The funny thing is that there is some freedom in limping. I didn’t expect that. For instance, I don’t struggle as much with pride. Neither do I struggle as much with being afraid of finding pride within me. Both of those battles consumed a lot of effort. I’m a gifted individual, and the pitfall of pride correlates well with giftedness. So does the (sometimes false) accusation of pride. I used to get so tied up trying to figure out where my real problem was so I could fix it. Thing is that a lot of my pride was tied up in my “perfection” compared to other people. Having to accept my own brokenness and let God’s grace be sufficient slapped that one down hard. It’s great!

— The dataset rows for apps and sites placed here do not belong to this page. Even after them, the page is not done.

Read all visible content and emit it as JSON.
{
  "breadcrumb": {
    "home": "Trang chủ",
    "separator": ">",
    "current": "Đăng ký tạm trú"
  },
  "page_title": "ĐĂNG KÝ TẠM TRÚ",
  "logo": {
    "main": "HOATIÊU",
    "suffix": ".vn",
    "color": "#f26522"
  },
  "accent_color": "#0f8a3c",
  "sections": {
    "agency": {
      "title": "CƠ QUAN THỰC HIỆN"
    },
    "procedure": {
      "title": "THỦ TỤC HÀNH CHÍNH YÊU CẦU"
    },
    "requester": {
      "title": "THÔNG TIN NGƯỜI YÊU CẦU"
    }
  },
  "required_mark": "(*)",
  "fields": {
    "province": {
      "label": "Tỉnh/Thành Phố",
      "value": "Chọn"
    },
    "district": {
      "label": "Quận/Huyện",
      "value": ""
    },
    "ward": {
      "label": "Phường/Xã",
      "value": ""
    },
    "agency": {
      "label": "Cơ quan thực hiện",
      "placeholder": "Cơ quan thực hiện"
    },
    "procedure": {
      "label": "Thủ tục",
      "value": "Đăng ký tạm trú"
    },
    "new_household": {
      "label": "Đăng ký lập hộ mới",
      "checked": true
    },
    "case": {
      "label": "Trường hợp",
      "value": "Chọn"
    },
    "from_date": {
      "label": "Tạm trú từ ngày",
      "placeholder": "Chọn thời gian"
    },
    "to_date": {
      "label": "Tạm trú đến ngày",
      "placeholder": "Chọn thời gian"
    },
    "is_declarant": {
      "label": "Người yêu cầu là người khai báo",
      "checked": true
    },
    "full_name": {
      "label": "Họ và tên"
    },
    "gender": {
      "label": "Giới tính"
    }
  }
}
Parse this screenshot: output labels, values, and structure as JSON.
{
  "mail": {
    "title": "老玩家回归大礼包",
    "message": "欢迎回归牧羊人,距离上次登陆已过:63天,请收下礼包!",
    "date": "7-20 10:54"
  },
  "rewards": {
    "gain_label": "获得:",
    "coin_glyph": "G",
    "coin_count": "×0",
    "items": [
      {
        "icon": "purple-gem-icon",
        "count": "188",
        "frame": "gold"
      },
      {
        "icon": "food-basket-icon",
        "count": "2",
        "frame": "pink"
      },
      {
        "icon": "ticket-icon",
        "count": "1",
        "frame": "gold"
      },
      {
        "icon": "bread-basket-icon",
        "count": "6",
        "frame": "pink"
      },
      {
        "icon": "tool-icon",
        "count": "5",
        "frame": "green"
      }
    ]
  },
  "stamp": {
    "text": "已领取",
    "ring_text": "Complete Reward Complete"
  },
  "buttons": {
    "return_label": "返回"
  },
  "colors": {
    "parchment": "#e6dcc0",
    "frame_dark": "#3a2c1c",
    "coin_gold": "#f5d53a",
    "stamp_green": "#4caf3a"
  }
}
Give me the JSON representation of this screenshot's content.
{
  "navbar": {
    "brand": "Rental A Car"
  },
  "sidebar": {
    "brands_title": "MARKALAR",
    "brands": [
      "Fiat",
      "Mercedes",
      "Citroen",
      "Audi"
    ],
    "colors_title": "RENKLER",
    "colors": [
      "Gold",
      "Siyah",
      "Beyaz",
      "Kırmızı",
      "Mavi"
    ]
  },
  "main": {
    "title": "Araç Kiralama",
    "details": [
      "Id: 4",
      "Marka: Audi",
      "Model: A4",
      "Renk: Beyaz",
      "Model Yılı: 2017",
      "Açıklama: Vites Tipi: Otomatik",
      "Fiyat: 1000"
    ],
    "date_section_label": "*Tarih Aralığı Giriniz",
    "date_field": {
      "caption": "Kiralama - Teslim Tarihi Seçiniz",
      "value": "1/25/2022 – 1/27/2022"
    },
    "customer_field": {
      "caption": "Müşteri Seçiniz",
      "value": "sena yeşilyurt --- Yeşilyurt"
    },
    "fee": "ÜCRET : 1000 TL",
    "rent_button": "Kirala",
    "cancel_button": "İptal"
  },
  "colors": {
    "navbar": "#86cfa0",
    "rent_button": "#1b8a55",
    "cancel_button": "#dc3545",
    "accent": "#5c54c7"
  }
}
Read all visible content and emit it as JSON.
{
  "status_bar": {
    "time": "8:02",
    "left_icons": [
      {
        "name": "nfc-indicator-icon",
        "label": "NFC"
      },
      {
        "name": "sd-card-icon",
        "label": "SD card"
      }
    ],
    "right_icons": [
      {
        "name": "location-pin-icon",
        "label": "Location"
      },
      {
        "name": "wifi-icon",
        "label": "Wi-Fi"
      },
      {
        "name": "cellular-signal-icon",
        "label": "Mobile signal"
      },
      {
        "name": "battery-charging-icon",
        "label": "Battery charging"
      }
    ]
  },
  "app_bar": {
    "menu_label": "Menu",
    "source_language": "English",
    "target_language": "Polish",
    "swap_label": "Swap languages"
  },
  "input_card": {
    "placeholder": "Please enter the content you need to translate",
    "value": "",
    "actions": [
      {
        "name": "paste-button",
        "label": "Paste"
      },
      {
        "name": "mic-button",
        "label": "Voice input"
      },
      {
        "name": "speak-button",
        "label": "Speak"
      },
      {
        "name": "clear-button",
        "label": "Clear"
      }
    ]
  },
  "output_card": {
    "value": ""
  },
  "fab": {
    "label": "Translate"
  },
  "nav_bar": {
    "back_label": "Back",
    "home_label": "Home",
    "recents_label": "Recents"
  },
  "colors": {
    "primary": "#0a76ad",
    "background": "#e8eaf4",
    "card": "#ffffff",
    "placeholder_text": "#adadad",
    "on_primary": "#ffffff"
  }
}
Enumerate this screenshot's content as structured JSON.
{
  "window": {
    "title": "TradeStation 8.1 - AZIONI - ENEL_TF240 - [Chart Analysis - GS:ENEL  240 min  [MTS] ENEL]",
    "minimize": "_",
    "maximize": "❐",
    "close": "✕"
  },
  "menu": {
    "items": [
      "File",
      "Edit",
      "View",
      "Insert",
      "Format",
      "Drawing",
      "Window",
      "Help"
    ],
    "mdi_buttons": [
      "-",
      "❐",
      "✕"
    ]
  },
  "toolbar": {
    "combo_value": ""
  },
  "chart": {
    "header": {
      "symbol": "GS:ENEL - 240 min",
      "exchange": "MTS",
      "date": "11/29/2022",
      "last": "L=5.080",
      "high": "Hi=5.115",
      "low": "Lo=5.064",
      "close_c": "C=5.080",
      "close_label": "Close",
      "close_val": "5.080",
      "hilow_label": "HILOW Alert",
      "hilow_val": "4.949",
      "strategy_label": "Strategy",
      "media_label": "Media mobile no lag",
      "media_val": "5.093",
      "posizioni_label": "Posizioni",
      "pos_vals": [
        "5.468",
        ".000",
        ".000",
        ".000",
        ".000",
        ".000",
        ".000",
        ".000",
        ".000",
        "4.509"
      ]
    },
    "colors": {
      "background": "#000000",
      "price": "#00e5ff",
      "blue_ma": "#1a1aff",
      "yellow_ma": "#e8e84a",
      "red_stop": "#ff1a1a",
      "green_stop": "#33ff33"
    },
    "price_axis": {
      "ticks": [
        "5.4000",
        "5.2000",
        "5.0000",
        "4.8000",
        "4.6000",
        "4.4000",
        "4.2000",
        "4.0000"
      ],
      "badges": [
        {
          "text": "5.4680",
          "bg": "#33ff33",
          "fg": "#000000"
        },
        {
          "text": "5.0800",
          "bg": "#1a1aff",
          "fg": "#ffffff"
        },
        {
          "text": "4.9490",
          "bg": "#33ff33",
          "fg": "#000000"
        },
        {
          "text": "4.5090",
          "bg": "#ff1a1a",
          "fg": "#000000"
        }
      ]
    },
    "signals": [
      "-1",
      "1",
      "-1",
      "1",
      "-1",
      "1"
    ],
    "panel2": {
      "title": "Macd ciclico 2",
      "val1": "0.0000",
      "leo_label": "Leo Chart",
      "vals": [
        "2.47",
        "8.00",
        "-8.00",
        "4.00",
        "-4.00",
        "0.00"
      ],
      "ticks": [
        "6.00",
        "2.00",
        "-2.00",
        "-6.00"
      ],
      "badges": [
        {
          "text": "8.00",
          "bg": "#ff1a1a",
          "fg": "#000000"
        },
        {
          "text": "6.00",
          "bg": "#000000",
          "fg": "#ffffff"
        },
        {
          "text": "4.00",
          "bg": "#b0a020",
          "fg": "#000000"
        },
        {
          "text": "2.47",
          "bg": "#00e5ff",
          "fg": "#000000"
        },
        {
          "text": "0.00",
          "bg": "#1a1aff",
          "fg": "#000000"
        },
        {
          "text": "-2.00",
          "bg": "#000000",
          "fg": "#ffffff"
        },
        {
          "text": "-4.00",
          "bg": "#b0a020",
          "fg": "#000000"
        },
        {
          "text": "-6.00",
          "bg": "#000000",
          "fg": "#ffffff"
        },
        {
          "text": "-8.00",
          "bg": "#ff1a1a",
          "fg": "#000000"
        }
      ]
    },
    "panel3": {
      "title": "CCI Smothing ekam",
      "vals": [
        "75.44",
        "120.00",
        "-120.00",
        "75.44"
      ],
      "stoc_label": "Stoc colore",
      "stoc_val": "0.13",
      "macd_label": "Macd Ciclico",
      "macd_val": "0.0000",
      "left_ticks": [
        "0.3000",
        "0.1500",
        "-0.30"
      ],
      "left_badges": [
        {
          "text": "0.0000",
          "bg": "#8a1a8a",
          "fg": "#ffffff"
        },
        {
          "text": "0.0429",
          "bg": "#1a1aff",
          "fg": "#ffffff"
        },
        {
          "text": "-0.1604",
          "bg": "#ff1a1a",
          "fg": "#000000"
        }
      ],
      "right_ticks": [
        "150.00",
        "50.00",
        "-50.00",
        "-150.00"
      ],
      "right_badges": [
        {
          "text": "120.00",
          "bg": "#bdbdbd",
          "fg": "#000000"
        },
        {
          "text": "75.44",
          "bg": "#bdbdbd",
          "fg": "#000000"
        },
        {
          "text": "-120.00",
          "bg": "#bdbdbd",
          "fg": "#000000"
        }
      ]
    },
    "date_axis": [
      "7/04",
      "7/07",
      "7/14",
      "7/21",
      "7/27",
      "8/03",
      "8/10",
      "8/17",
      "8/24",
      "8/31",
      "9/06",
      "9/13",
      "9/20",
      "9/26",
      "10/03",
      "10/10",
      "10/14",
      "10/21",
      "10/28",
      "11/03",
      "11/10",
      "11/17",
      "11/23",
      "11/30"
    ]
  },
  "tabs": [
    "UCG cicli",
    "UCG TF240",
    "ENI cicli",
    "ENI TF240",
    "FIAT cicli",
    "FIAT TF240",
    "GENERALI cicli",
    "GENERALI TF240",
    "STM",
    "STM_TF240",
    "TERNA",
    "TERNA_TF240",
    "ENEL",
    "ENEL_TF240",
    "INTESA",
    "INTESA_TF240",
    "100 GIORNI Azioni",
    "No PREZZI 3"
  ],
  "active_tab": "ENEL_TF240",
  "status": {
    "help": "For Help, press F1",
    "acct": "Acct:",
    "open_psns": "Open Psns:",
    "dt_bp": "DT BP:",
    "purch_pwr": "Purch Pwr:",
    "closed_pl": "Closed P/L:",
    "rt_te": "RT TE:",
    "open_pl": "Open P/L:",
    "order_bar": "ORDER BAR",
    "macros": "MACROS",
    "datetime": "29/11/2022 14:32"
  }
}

I learned more sympathy. This would be a no brainer, right? It seems like learning to accept, instead of rejecting and fleeing and shunning, my own pain would help me to be more kind to others experiencing hurt and disappointment.

The world became less black and white. One of my friends gave me an interesting tidbit about abuse survivors. After making it through a world of overly simplified values (like, kill or be killed; fight or flight; fight/flight or be thrashed; bad people or good people; it’s safe or it’s not – I’m sure you get the idea), former victims don’t know that the world is full of greys and even color. It’s not all an either/or proposition. I don’t know if that’s true of every abuse survivor, but it’s certainly something I’ve seen in myself and in my family. Where it can cause lots of trouble is in relationships. It’s a rare person who is an angel or a demon. Most folk are quite the mix, and I didn’t assess that well, not even in myself. It made me unnecessarily rigid, and I lacked grace. Enter ‘“My grace is sufficient,” right?

I am more able to live with uncertainty, which goes hand in hand with the world not seeming as black and white. The unknown is not as terrifying. Nor do I assume it to be populated only with bad things. Good things must be there, too. I have more hope.

One reason for that is I learned that brokenness is not necessarily pathetic or despicable. It’s not a disqualifier. God doesn’t hate me because I’m broken. People don’t always deal well with it, but God doesn’t have that problem. Although there frequently is pain involved, the pain is not a disqualifier, either. God still loves me even when I hurt. Brokenness is not leprosy or cause for quarantine. It is not contagious. Ain’t nobody perfect, folks. We all be broken.

I am more able to learn. Rigidity doesn’t lend itself well to the acquisition of new information, experiences, or opinions. Even when a person tries hard, rigidity greatly complicates the learning process.

I always have someplace to go. Brokenness cannot keep me from God and His provision, instruction, and comfort.

I’ve learned more patience. Please note that I do not claim to be a patient person! But I’ve had to learn some, because limping precludes getting anywhere fast.

It’s helped me to forgive. Oh, my, that’s a good one! That’s freedom! Once pride lost its grip, and I accepted that I, too, am broken, I realized that my dad and I have that in common. He’s broken, too. He took things to extremes that I have not, but that’s no reason for me to feel like I’m somehow better than him. I am not without sin. I am not perfect. Accepting that at an emotional level definitely helped free from my burning desire to start throwing rocks. Of course I was angry with my dad. I should have been. He did not treat me well, but living out my life hating his guts and everything about him was a horrible way to live, because, truthfully, I have more in common with him than brokenness. For example, writing is not my mom’s thing. It was most definitely my dad’s.

Happy Independence Day!